The party which has the duty to speak must act honestly and responsibly. At first instance, it was held that AXA had acted honestly and that no dishonest "hoodwinking" had taken place. The Court of Appeal agreed with this assessment of the insurer's honesty. The Court of Appeal also held that due to the expectations existing between Ted Baker and AXA, the failure to revert to the insured was "irresponsible" to such an extent that it was sufficient to constitute a breach of the insurer's duty to speak. The Court of Appeal stated that Ted Baker's expectation of a response was reasonable, particularly given that non-compliance with the condition precedent would be fatal to the claim.
Where the insured can establish a breach of the duty to speak, the Court of Appeal held that it would be "unjust and unconscionable" to allow an insurer to escape liability on the grounds of any resulting non-compliance by the insured.
This judgment is helpful for policyholders navigating often complex and onerous conditions precedent, compliance with which may be necessary for a successful claim. Some comfort can be taken in knowing that the courts will hold insurers responsible for failing to communicate their expectations fully to the policyholder where they know the policyholder to be under a misapprehension as to the extent of its responsibilities.

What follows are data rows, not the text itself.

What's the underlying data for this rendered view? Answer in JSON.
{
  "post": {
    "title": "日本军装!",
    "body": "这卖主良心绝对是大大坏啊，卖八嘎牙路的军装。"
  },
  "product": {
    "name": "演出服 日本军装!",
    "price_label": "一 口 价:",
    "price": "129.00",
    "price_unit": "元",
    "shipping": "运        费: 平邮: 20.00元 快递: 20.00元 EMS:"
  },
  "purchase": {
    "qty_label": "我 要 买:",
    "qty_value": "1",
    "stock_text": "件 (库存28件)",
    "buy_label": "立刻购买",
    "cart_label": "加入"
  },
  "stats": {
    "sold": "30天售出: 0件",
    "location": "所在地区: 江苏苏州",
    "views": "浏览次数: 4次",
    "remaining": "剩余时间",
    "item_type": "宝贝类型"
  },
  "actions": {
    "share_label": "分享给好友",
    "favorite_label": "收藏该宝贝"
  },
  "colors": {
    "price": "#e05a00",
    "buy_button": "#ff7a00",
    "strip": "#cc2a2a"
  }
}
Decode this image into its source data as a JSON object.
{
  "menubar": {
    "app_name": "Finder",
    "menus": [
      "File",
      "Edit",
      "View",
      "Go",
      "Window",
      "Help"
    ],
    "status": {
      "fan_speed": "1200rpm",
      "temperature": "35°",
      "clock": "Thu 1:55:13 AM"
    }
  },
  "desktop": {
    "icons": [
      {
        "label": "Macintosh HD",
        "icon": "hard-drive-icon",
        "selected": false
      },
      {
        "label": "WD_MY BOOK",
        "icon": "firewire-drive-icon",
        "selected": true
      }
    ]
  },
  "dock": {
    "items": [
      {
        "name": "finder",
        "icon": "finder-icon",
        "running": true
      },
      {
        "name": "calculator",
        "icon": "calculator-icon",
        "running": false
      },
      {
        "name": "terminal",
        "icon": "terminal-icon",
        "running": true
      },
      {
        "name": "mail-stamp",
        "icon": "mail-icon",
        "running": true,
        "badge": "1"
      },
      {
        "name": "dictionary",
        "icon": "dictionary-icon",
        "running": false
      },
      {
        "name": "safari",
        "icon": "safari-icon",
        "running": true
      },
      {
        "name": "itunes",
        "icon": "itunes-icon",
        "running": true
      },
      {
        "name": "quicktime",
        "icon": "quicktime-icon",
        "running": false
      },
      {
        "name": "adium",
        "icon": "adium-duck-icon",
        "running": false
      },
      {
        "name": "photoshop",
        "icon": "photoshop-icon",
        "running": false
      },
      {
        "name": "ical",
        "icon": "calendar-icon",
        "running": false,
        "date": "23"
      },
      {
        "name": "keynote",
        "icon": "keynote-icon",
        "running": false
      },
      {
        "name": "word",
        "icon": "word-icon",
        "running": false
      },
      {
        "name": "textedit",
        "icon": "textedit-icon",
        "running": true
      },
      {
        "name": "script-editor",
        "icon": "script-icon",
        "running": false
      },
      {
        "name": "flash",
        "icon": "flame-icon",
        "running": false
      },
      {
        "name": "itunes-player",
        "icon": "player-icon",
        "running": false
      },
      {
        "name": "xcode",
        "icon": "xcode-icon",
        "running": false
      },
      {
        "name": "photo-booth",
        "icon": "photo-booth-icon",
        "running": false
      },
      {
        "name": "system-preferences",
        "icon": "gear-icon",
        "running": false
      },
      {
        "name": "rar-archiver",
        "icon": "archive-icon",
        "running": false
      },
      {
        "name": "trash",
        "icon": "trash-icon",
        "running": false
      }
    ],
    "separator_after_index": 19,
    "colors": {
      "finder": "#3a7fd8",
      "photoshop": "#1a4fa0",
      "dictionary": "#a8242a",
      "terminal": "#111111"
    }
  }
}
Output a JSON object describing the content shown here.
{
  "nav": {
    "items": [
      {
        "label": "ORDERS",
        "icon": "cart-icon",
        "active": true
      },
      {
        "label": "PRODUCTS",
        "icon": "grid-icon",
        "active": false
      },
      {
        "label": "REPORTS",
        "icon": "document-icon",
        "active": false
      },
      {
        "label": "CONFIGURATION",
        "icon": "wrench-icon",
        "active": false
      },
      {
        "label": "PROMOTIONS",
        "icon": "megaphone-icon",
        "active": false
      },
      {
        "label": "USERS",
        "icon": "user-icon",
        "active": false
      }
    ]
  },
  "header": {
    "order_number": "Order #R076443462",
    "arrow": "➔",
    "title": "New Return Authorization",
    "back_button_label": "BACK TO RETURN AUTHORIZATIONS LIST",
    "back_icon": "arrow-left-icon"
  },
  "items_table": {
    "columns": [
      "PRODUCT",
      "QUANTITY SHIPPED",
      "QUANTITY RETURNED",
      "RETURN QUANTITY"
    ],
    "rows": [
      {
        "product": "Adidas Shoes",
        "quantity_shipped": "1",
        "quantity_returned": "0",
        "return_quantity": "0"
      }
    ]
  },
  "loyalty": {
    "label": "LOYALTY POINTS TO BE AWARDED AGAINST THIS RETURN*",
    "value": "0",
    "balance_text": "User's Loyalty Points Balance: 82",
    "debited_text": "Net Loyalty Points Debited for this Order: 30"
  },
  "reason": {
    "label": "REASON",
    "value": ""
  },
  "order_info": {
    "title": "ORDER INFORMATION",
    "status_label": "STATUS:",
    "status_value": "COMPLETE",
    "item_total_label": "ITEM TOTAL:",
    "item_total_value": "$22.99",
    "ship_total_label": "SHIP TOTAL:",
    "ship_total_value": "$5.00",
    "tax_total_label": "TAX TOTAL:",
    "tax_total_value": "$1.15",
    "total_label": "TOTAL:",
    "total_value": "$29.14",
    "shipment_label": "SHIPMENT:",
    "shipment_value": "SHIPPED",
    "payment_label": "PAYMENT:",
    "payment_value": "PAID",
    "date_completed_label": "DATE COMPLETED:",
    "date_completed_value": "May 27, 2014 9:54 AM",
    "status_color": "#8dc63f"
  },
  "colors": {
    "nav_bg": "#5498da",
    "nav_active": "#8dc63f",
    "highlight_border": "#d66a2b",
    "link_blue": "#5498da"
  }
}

This decision is not a means for policyholders to waive compliance with onerous conditions unilaterally, and insurers will only be estopped by silence if the specific facts of the case are right. Knowing whether the factual scenario is right in any given case will be hard to predict without further judicial statements on the topic. In the meantime, where the scope or status of policy conditions is unclear, policyholders should communicate their understanding of their obligations to the insurer in writing and should actively seek to clarify any misunderstandings. For more information about this case, or generally, please contact Sarah Turpin.
This publication/newsletter is for informational purposes and does not contain or convey legal advice. The information herein should not be used or relied upon in regard to any particular facts or circumstances without first consulting a lawyer. Any views expressed herein are those of the author(s) and not necessarily those of the law firm's clients.